the first line introduces the script's shell. It is the introduction. The
basic syntax for declaring the shell has the form:
#![full path to shell program]. The exclamation point following the hash mark signals the interpreter
that the line is not a comment. It tells the interpreter that the text that
follows is the path to a program in which to execute the script. In the example above, the Bourne shell is used,
It is not mandatory for a script to specify what shell program to use. If
no such specification is given, then by default, the script is executed
in a subshell of the calling shell. In other words, the script uses the
same shell as the invoking shell. This is potentially dangerous. Suppose a user operates from a different shell than the Bourne shell. The
tcsh is a good example. It has a much more user-friendly command line interface
sh, and it uses the same syntax as the
csh. This syntax looks like C source code. It is very different from
sh syntax. Suppose also that the user writes a script with Bourne shell syntax but
neglects to make
#!/bin/sh the first line.
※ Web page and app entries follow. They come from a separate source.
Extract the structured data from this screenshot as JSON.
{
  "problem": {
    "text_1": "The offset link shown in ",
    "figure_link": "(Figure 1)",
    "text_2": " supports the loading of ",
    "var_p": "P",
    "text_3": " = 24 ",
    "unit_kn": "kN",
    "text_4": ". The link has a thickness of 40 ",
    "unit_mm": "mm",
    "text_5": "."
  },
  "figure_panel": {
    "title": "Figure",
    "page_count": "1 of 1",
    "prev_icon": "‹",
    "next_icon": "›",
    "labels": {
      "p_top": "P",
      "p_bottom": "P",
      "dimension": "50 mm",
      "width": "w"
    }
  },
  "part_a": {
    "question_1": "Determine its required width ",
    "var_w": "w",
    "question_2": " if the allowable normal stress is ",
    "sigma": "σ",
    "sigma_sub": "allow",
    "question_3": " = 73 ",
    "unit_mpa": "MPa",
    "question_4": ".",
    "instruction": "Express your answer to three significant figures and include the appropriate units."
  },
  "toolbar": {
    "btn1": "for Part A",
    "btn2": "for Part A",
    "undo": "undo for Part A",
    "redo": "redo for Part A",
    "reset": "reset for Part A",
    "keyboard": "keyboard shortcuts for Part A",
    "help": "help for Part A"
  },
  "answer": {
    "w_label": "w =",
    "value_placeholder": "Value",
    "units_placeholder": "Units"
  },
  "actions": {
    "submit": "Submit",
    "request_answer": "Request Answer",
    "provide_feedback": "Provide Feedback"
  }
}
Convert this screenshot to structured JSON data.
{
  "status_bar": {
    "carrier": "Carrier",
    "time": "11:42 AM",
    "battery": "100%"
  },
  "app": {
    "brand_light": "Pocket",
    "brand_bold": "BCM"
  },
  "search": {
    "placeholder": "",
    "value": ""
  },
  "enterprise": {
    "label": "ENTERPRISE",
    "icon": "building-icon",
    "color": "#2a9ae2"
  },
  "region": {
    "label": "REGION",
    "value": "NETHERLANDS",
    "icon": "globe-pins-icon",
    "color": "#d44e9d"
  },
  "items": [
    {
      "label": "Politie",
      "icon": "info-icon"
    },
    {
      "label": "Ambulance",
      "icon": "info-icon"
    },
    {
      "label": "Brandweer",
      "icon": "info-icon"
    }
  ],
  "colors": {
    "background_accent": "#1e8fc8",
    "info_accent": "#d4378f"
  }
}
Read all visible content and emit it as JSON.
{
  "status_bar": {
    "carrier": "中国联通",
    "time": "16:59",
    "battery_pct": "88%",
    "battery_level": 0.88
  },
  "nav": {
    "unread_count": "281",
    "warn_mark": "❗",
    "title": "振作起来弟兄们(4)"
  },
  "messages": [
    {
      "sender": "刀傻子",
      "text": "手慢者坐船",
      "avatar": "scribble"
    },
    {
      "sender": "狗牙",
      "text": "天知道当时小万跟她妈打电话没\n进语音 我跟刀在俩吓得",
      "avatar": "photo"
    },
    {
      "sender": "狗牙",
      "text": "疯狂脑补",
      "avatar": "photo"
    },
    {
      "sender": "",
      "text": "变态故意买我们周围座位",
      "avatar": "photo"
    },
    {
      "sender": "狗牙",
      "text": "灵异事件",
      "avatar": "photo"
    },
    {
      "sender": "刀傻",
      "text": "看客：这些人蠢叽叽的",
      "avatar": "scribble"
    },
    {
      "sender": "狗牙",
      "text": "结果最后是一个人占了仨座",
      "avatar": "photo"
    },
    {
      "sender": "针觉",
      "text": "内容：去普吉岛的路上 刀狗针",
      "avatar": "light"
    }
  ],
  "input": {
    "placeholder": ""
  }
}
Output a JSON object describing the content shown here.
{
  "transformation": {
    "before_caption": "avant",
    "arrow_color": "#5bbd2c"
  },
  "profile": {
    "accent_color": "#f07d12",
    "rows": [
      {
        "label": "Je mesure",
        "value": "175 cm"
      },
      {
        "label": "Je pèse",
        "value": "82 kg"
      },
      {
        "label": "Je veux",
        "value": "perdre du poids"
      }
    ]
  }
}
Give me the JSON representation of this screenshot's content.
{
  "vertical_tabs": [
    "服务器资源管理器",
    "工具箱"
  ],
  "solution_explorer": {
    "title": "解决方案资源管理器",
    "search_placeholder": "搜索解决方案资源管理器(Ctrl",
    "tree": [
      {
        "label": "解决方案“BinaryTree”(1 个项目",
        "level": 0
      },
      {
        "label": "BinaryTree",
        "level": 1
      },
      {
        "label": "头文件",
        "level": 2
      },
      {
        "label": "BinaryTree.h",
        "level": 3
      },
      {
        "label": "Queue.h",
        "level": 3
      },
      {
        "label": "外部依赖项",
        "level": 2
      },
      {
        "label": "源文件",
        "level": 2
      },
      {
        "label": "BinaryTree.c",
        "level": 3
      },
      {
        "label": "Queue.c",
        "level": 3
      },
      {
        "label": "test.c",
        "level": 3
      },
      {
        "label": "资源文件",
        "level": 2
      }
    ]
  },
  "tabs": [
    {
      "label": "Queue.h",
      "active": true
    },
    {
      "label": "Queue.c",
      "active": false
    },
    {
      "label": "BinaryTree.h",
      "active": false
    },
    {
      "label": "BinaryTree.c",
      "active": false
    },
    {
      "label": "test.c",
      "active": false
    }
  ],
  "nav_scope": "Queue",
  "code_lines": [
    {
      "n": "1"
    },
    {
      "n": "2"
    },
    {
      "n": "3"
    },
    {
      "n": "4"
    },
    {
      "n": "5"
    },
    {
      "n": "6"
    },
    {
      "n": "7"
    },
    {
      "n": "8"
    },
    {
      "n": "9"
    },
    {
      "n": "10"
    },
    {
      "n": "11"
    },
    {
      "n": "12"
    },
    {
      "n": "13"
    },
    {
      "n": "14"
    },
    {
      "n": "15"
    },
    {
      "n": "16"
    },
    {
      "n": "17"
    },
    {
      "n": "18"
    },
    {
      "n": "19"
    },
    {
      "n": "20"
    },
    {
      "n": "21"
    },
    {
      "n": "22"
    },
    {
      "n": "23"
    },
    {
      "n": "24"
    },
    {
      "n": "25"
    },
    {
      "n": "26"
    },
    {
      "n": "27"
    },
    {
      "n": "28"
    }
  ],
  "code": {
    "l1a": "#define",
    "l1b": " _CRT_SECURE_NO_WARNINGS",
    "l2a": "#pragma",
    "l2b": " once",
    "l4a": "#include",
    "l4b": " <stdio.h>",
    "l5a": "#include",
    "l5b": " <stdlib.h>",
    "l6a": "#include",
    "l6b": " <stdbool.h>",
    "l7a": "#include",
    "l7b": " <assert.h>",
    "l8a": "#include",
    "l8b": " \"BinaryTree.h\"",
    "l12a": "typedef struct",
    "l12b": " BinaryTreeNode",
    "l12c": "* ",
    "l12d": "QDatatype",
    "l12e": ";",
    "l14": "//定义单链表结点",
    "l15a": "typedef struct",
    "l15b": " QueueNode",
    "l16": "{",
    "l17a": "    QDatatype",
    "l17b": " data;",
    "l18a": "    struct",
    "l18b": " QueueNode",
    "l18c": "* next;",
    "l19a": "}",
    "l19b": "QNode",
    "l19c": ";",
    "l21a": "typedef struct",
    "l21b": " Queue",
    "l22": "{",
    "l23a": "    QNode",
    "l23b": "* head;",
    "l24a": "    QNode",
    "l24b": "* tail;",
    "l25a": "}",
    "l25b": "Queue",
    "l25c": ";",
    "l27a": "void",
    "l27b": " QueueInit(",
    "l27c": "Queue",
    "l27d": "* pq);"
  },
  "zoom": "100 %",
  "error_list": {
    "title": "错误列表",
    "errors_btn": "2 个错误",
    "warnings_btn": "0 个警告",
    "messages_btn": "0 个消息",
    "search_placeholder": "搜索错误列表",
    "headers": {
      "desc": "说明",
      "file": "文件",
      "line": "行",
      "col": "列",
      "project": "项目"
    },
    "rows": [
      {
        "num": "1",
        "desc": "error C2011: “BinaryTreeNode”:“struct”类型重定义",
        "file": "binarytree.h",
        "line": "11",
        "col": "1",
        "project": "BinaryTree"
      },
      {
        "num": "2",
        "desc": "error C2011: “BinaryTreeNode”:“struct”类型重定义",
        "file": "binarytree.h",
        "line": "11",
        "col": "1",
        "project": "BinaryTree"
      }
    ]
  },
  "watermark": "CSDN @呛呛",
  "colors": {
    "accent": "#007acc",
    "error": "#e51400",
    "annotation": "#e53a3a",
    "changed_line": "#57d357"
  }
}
When the user invokes the script from the
tcsh prompt, the interpreter reads the script and determines what shell to use. Since
no shell is specified, it invokes a subshell of the
tcsh, and executes the script. Chances are the program fails miserably. Section 9, Debugging Hints contains an example that demonstrates such a failure.
A shell script's body is the list of commands following the shell declaration. It tells the program's story: what is it doing and how is it doing it.
The shell processes the command body sequentially with branching, looping,
and function constructs being exceptions to the rule. Any command that can
be issued from a shell prompt may be included in a script's body. The example's
body is the set of
echo "Removing all object files..." rm *.o # all object files have a .o extension echo "done." echo "Removing core dumps..." rm core # there's only ever one core echo "done."
This script tells the story of cleaning up a directory. It begins by informing
the invoker with the
echo that it will remove the object files. The next line actually performs this
action with the
rm on all files containing a
.o extenstion in their name. This command in turn is followed by two more
echo commands. The first indicates that the previous action completed. The second
informs the user what it will do next. A second remove follows the two
echo statements. It deletes any local core dumps. After completing, control
passes onto the last
echo which informs that user that the core dump removal finished.
By default, a script concludes as soon as it has reached the last statement
in its body. At this point, it returns control to its invoker. It also returns an exit
status code. The exits code of a script is the return status of the last
command run by the script. It is possible, however, to control this value
by using the
exit command. It takes the form
exit status where
status can be any non-negative integer. Zero usually indicates no errors were
encountered by the script. Non-zero values indicate detection of various
faults defined by the script. It is up to the programmer to determine what
these faults are and to assign exit codes to them. The example terminates
gracefully hen the body has been executed. It signals success by returning
a zero status code:
... echo "done." exit 0
It must also be noted that unlike an essay, a script can provide a conclusion anywhere within its body. To terminate the execution of a script prior to reaching its end, the
exit command must be used. This is generally done when a program detects an
unrecoverable error such as insufficient parameterization. Once again, scripters
are responsible for determining errant conditions and deciding whether to
terminate the program or not.